Given entries:
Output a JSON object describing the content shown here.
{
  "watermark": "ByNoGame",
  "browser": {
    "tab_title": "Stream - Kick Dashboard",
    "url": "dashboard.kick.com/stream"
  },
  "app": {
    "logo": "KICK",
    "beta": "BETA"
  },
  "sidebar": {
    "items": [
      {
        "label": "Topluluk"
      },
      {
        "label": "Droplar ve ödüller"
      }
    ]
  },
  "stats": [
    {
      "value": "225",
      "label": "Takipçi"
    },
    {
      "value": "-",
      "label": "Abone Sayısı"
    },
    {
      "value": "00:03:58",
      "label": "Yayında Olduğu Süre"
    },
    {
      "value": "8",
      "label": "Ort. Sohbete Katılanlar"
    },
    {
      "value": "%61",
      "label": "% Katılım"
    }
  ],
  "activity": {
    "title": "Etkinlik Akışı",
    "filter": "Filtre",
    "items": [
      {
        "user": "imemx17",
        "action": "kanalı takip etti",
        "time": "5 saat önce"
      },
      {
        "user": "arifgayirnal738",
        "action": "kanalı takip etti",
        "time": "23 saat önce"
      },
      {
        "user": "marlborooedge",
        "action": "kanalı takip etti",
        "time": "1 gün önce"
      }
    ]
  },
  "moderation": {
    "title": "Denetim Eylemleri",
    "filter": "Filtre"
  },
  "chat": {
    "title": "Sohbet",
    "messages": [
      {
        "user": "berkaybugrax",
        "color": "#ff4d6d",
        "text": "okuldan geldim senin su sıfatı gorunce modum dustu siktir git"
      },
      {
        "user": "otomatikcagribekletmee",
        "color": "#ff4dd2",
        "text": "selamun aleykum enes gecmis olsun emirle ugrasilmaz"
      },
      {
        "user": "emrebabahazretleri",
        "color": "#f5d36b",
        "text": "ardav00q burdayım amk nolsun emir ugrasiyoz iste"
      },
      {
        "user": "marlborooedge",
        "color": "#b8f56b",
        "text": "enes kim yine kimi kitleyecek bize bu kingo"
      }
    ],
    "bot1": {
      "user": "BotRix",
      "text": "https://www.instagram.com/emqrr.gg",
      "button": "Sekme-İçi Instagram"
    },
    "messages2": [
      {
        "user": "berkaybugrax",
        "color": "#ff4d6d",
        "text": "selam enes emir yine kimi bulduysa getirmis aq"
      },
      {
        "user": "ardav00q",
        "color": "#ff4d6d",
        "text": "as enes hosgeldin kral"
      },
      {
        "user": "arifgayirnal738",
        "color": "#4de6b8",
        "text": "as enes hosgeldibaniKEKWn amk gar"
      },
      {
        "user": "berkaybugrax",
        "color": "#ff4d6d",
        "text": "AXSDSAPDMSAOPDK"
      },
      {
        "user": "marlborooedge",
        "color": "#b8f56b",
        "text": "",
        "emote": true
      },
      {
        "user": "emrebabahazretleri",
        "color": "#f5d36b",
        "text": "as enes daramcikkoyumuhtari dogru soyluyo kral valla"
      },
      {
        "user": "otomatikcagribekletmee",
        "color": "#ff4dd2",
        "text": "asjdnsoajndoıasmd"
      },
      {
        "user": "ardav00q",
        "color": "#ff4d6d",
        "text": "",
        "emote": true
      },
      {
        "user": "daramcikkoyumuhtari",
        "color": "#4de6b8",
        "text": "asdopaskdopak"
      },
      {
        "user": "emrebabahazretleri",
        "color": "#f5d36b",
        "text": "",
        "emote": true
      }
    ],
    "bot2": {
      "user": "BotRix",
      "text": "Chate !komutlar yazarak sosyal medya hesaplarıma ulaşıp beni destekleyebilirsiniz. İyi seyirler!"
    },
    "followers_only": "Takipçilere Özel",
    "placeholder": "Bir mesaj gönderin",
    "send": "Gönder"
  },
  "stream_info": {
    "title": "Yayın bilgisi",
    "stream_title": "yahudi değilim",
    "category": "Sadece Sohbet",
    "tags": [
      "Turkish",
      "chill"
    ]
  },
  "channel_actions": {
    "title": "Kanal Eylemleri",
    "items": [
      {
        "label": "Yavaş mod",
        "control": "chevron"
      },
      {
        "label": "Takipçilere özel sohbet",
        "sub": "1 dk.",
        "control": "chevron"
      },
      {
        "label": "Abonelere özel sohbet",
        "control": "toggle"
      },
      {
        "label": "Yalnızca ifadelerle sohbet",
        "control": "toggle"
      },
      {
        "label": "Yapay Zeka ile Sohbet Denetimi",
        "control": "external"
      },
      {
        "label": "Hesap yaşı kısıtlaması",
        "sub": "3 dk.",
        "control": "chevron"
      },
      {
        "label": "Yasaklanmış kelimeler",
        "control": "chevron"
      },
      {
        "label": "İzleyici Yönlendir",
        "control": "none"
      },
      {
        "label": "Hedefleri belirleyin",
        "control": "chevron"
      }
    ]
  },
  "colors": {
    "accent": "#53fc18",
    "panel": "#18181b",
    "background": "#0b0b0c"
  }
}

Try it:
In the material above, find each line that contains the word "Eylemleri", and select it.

Finished task:
    "title": "Denetim Eylemleri",
    "title": "Kanal Eylemleri",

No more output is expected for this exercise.